Supplementary Material for: Prevalence of Hypersensitivity Reactions in Children Associated with Acetaminophen: A Systematic Review and Meta-Analysis

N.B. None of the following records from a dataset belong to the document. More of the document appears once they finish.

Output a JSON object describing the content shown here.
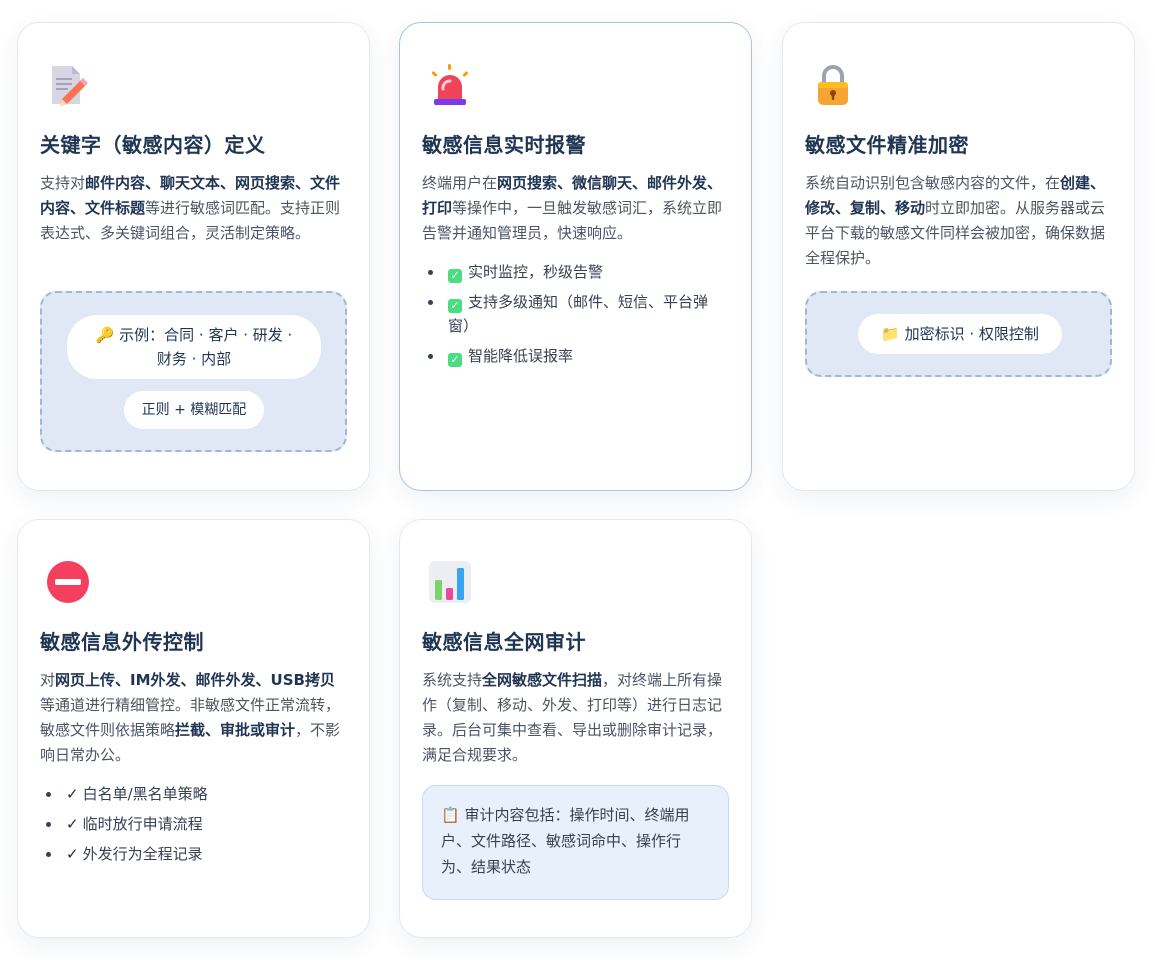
{
  "cards": [
    {
      "icon": "memo-pencil-icon",
      "title": "关键字（敏感内容）定义",
      "desc_parts": [
        "支持对",
        "邮件内容、聊天文本、网页搜索、文件内容、文件标题",
        "等进行敏感词匹配。支持正则表达式、多关键词组合，灵活制定策略。"
      ],
      "example_icon": "🔑",
      "example_text": "示例：合同 · 客户 · 研发 · 财务 · 内部",
      "match_label": "正则 + 模糊匹配"
    },
    {
      "icon": "siren-icon",
      "title": "敏感信息实时报警",
      "desc_parts": [
        "终端用户在",
        "网页搜索、微信聊天、邮件外发、打印",
        "等操作中，一旦触发敏感词汇，系统立即告警并通知管理员，快速响应。"
      ],
      "checks": [
        "实时监控，秒级告警",
        "支持多级通知（邮件、短信、平台弹窗）",
        "智能降低误报率"
      ]
    },
    {
      "icon": "lock-icon",
      "title": "敏感文件精准加密",
      "desc_parts": [
        "系统自动识别包含敏感内容的文件，在",
        "创建、修改、复制、移动",
        "时立即加密。从服务器或云平台下载的敏感文件同样会被加密，确保数据全程保护。"
      ],
      "folder_icon": "📁",
      "tag_text": "加密标识 · 权限控制"
    },
    {
      "icon": "no-entry-icon",
      "title": "敏感信息外传控制",
      "desc_parts": [
        "对",
        "网页上传、IM外发、邮件外发、USB拷贝",
        "等通道进行精细管控。非敏感文件正常流转，敏感文件则依据策略",
        "拦截、审批或审计",
        "，不影响日常办公。"
      ],
      "checks": [
        "白名单/黑名单策略",
        "临时放行申请流程",
        "外发行为全程记录"
      ]
    },
    {
      "icon": "bar-chart-icon",
      "title": "敏感信息全网审计",
      "desc_parts": [
        "系统支持",
        "全网敏感文件扫描",
        "，对终端上所有操作（复制、移动、外发、打印等）进行日志记录。后台可集中查看、导出或删除审计记录，满足合规要求。"
      ],
      "note_icon": "📋",
      "note_text": "审计内容包括：操作时间、终端用户、文件路径、敏感词命中、操作行为、结果状态"
    }
  ],
  "check_mark": "✓"
}
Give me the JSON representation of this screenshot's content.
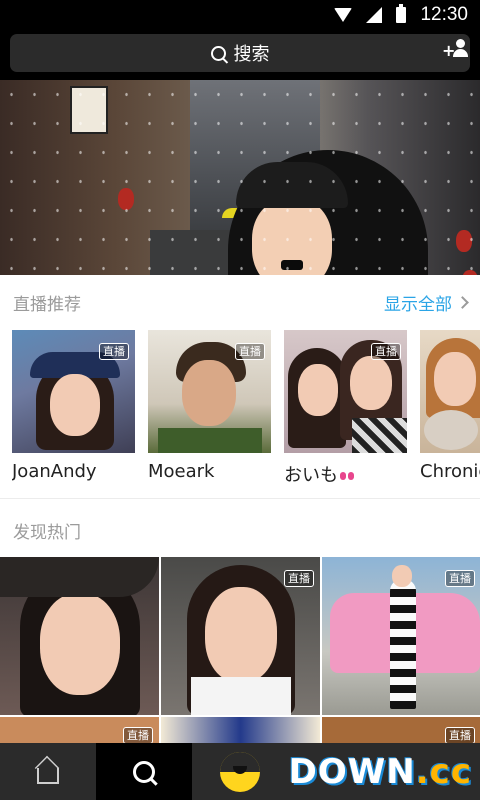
{
  "status_bar": {
    "time": "12:30"
  },
  "header": {
    "search_label": "搜索",
    "add_user_plus": "+"
  },
  "live_section": {
    "title": "直播推荐",
    "show_all": "显示全部",
    "cards": [
      {
        "name": "JoanAndy",
        "badge": "直播"
      },
      {
        "name": "Moeark",
        "badge": "直播"
      },
      {
        "name": "おいも",
        "badge": "直播"
      },
      {
        "name": "Chronic",
        "badge": ""
      }
    ]
  },
  "hot_section": {
    "title": "发现热门",
    "tiles": [
      {
        "badge": ""
      },
      {
        "badge": "直播"
      },
      {
        "badge": "直播"
      },
      {
        "badge": "直播"
      },
      {
        "badge": ""
      },
      {
        "badge": "直播"
      }
    ]
  },
  "bottom_nav": {
    "items": [
      "home-icon",
      "search-icon",
      "app-logo-icon",
      "profile"
    ]
  },
  "watermark": {
    "main": "DOWN",
    "suffix": ".cc"
  },
  "colors": {
    "accent_link": "#2aa4e6",
    "nav_bg": "#2b2b2b",
    "logo_yellow": "#ffd51e"
  }
}
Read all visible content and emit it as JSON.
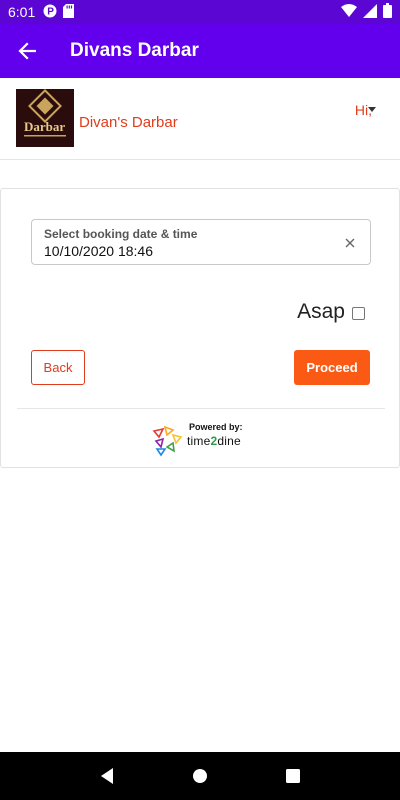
{
  "status_bar": {
    "time": "6:01",
    "icons": [
      "notification-icon",
      "sd-card-icon",
      "wifi-icon",
      "signal-icon",
      "battery-icon"
    ]
  },
  "app_bar": {
    "title": "Divans Darbar",
    "nav_icon": "back-arrow-icon"
  },
  "header": {
    "logo_text": "Darbar",
    "restaurant_name": "Divan's Darbar",
    "greeting": "Hi,"
  },
  "booking": {
    "date_label": "Select booking date & time",
    "date_value": "10/10/2020 18:46",
    "asap_label": "Asap",
    "asap_checked": false,
    "back_label": "Back",
    "proceed_label": "Proceed"
  },
  "footer": {
    "powered_by": "Powered by:",
    "brand_part1": "time",
    "brand_part2": "2",
    "brand_part3": "dine"
  },
  "colors": {
    "app_bar": "#6200ee",
    "status_bar": "#5b06d3",
    "accent_text": "#e13c1b",
    "proceed_bg": "#fa5a13"
  }
}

Background: Acetaminophen is the most commonly used antipyretic in children. However, there are limited data assessing hypersensitivity reactions related to acetaminophen usage. Objectives: To conduct a systematic review to characterize reported reactions to acetaminophen in adults and children, and perform a meta-analysis to assess the prevalence of acetaminophen hypersensitivity in children with a suspected acetaminophen allergy. Methods: We performed a systematic review of studies reporting hypersensitivity reactions to acetaminophen by searching 2 electronic databases. From the selected studies, we included those assessing the prevalence of acetaminophen hypersensitivity by performing oral challenge in our meta-analysis. Results: Eighty-five studies were included in the systematic review, assessing a total of 1,030 participants. Immediate (within 1 h of exposure) hypersensitivity reactions were reported in > 25% of the articles, while cutaneous nonimmediate reactions were similarly reported in about 25% of the articles. The remaining articles reported Steven-Johnson syndrome/toxic epidermal necrolysis, fixed drug eruptions, and cross-intolerance reactions. Five pediatric studies were included in our meta-analysis. The prevalence of acetaminophen hypersensitivity reaction among children undergoing oral challenge was 10.1% (95% confidence interval 4.5–15.5). Conclusion: Future studies assessing the risk of immediate and nonimmediate hypersensitivity reactions to acetaminophen and elucidating the mechanism of acetaminophen hypersensitivity reactions are required.